Ball (dance party)  

From The Art and Popular Culture Encyclopedia

Jump to: navigation, search

Related e

Wiki Commons

Train wreck at Montparnasse (October 22, 1895) by Studio Lévy and Sons.
Train wreck at Montparnasse (October 22, 1895) by Studio Lévy and Sons.

A ball is a formal dance party.

Attenders wear evening attire, which is specified on the invitation as black tie or white tie (the most formal). Social dance forms a large part of the evening; actual ballroom dancing may or may not occur.

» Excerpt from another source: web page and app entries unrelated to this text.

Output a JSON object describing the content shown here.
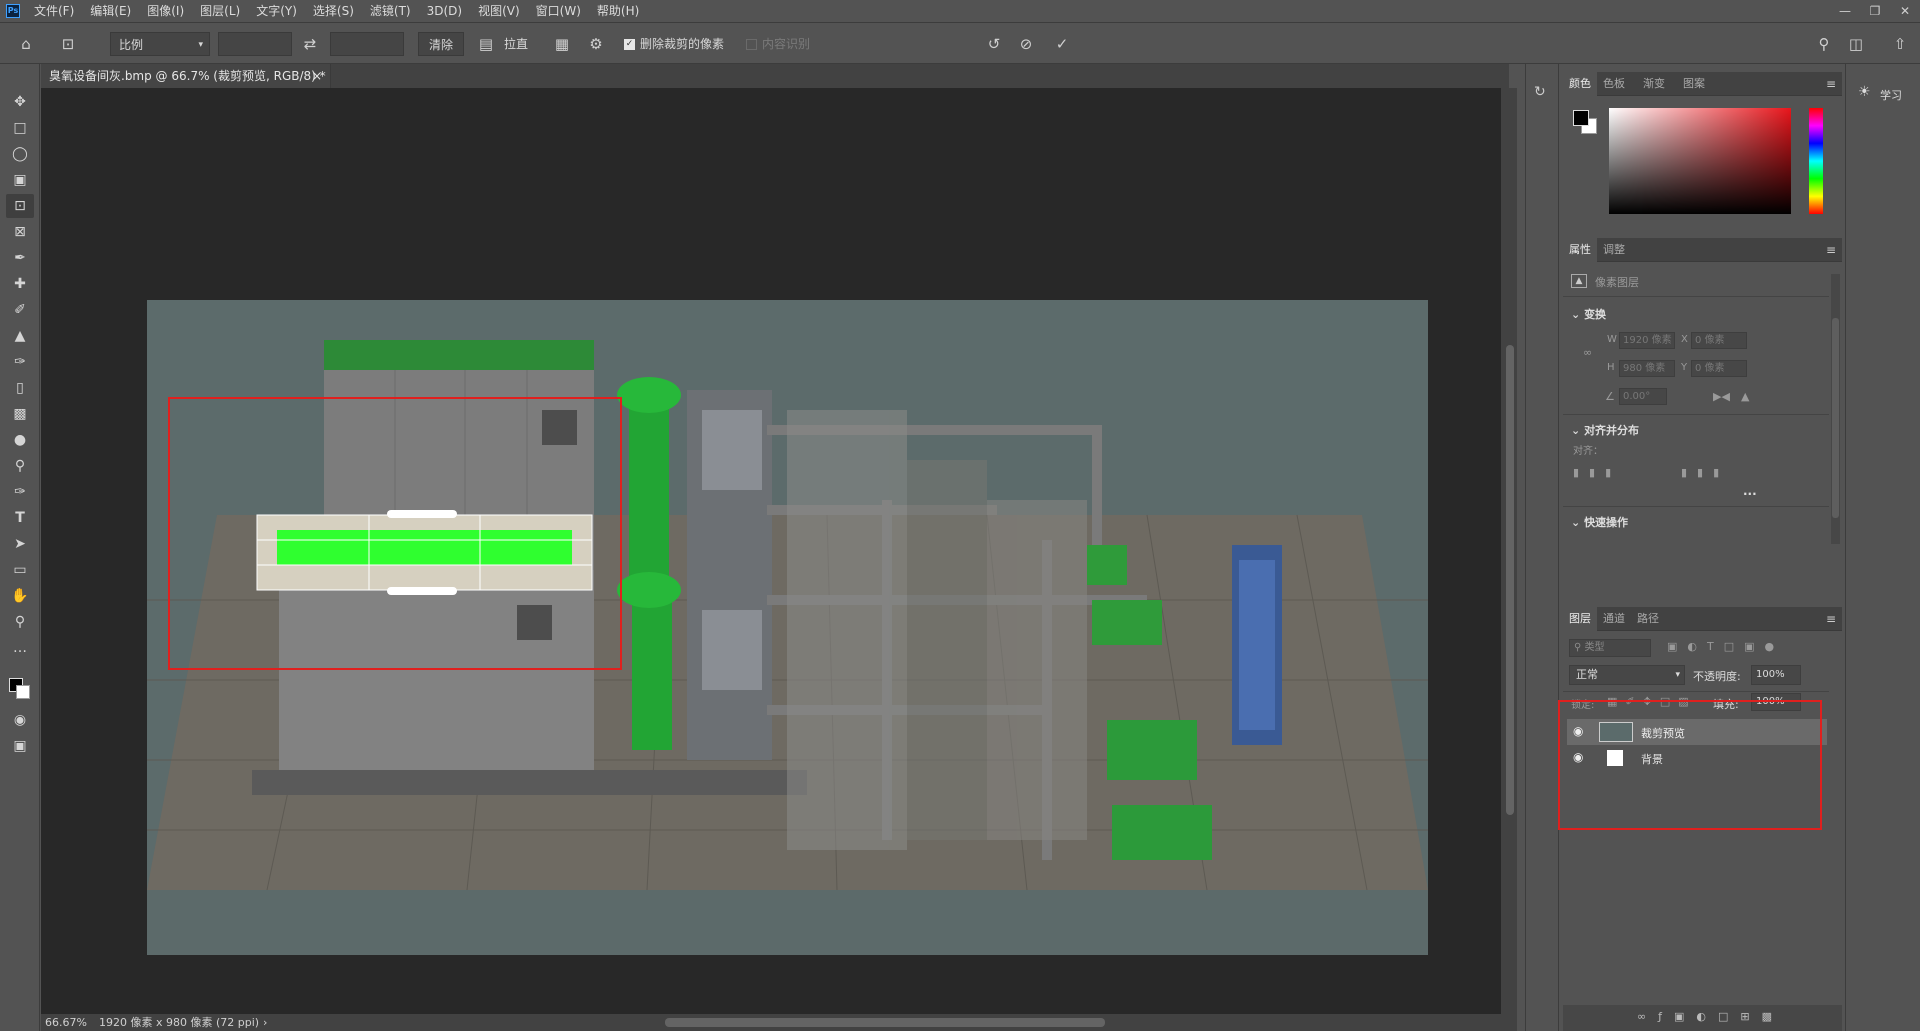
{
  "app": {
    "logo": "Ps"
  },
  "menu": [
    "文件(F)",
    "编辑(E)",
    "图像(I)",
    "图层(L)",
    "文字(Y)",
    "选择(S)",
    "滤镜(T)",
    "3D(D)",
    "视图(V)",
    "窗口(W)",
    "帮助(H)"
  ],
  "window_controls": [
    "minimize-icon",
    "restore-icon",
    "close-icon"
  ],
  "options": {
    "ratio_label": "比例",
    "width_value": "",
    "height_value": "",
    "clear_label": "清除",
    "straighten_label": "拉直",
    "delete_cropped_label": "删除裁剪的像素",
    "delete_cropped_checked": true,
    "content_aware_label": "内容识别",
    "content_aware_checked": false
  },
  "document": {
    "tab_title": "臭氧设备间灰.bmp @ 66.7% (裁剪预览, RGB/8) *",
    "zoom": "66.67%",
    "size_info": "1920 像素 x 980 像素 (72 ppi)"
  },
  "color_panel": {
    "tabs": [
      "颜色",
      "色板",
      "渐变",
      "图案"
    ],
    "active_tab": "颜色",
    "foreground": "#000000",
    "background": "#ffffff",
    "hue_color": "#e8151b"
  },
  "properties_panel": {
    "tabs": [
      "属性",
      "调整"
    ],
    "active_tab": "属性",
    "layer_kind": "像素图层",
    "transform_title": "变换",
    "w_value": "1920 像素",
    "h_value": "980 像素",
    "x_value": "0 像素",
    "y_value": "0 像素",
    "angle_value": "0.00°",
    "align_title": "对齐并分布",
    "align_label": "对齐：",
    "more": "...",
    "quick_title": "快速操作"
  },
  "layers_panel": {
    "tabs": [
      "图层",
      "通道",
      "路径"
    ],
    "active_tab": "图层",
    "filter_placeholder": "类型",
    "blend_mode": "正常",
    "opacity_label": "不透明度:",
    "opacity_value": "100%",
    "lock_label": "锁定:",
    "fill_label": "填充:",
    "fill_value": "100%",
    "layers": [
      {
        "name": "裁剪预览",
        "visible": true,
        "selected": true
      },
      {
        "name": "背景",
        "visible": true,
        "selected": false
      }
    ]
  },
  "learn_panel": {
    "label": "学习"
  },
  "accent_colors": {
    "highlight_red": "#e0201e",
    "panel_bg": "#535353",
    "canvas_bg": "#282828"
  }
}
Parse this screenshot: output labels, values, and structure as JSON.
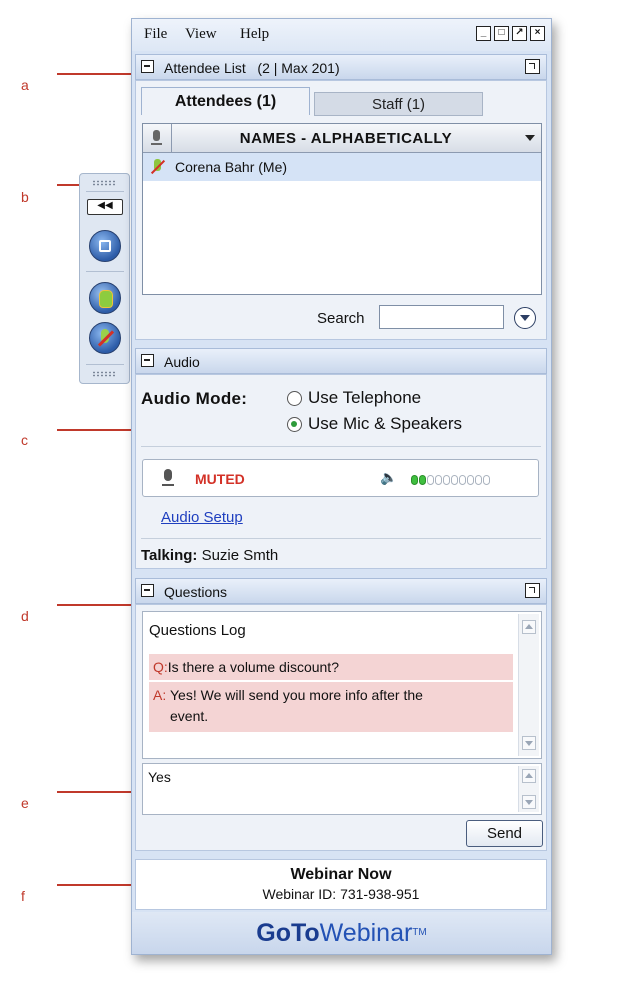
{
  "annotations": [
    "a",
    "b",
    "c",
    "d",
    "e",
    "f"
  ],
  "menu": [
    "File",
    "View",
    "Help"
  ],
  "window_buttons": [
    "minimize-icon",
    "maximize-icon",
    "restore-icon",
    "close-icon"
  ],
  "attendee_panel": {
    "title": "Attendee List",
    "count": "(2 | Max 201)",
    "tabs": [
      "Attendees (1)",
      "Staff (1)"
    ],
    "column_header": "NAMES - ALPHABETICALLY",
    "rows": [
      "Corena Bahr (Me)"
    ],
    "search_label": "Search",
    "search_value": ""
  },
  "audio_panel": {
    "title": "Audio",
    "mode_label": "Audio Mode:",
    "options": [
      "Use Telephone",
      "Use Mic & Speakers"
    ],
    "selected_option": "Use Mic & Speakers",
    "status": "MUTED",
    "level_active": 2,
    "level_total": 10,
    "setup_link": "Audio Setup",
    "talking_label": "Talking:",
    "talking_name": "Suzie Smth"
  },
  "questions_panel": {
    "title": "Questions",
    "log_title": "Questions Log",
    "question_prefix": "Q:",
    "question": "Is there a volume discount?",
    "answer_prefix": "A:",
    "answer_line1": "Yes! We will send you more info after the",
    "answer_line2": "event.",
    "input_value": "Yes",
    "send_label": "Send"
  },
  "webinar": {
    "title": "Webinar Now",
    "id_label": "Webinar ID: 731-938-951"
  },
  "brand": {
    "goto": "GoTo",
    "webinar": "Webinar",
    "tm": "TM"
  },
  "colors": {
    "annotation": "#c0392b",
    "muted": "#d33127",
    "link": "#1f3fbf",
    "brand": "#1a3c8f"
  }
}
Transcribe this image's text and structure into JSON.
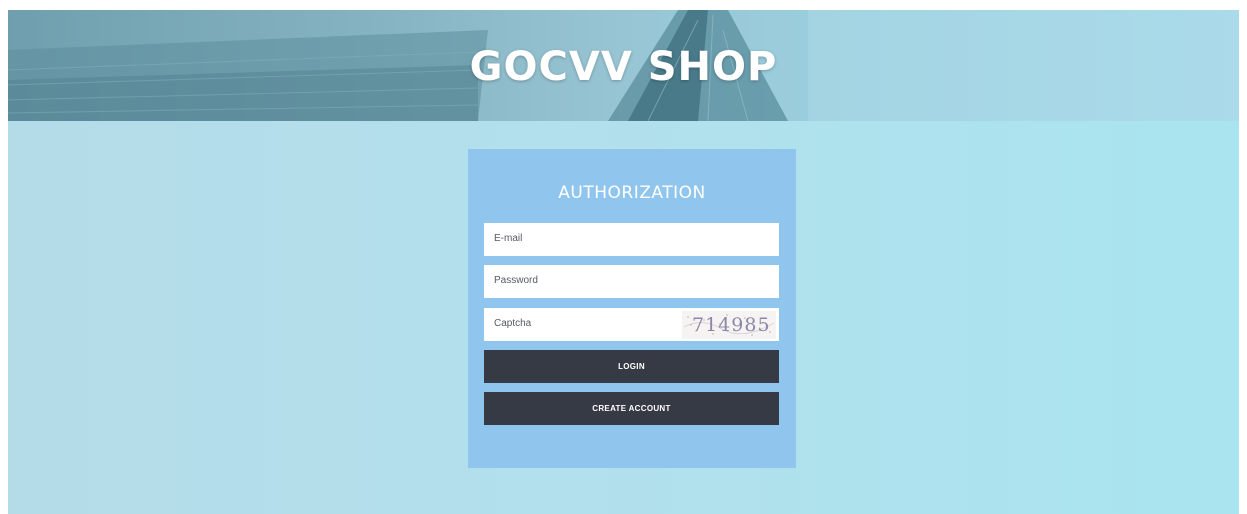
{
  "header": {
    "title": "GOCVV SHOP"
  },
  "login": {
    "title": "AUTHORIZATION",
    "email_placeholder": "E-mail",
    "password_placeholder": "Password",
    "captcha_placeholder": "Captcha",
    "captcha_code": "714985",
    "login_label": "LOGIN",
    "create_account_label": "CREATE ACCOUNT"
  },
  "colors": {
    "panel": "#90c5ee",
    "button": "#363a45",
    "background": "#b2e0ec"
  }
}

The word "ball" derives from the Latin word ballare, meaning "to dance"; the Latin word also developed into French baller—from where it swapped into languages like English or German—, and bailar, the Spanish and Portuguese verbs for "to dance" (although all three Romance languages also know danser, danzar and dançar respectively). Catalan uses the same word, ball, for the dance event.

Types of ball

Example of a country ball in Georgian England

A well-documented ball occurred at Kingston Lacy, Dorset, England, on 19 December 1791. The occasion was to celebrate the completion of major alterations to the house and the event was organised by Frances Bankes, wife of Henry Bankes, owner of the house. The event involved 140 guests, with dancing from 9pm to 7am, interrupted by dinner at 1am.

See also

Unless indicated otherwise, the text in this article is either based on Wikipedia article "Ball (dance party)" or another language Wikipedia page thereof used under the terms of the GNU Free Documentation License; or on original research by Jahsonic and friends. See Art and Popular Culture's copyright notice.

Personal tools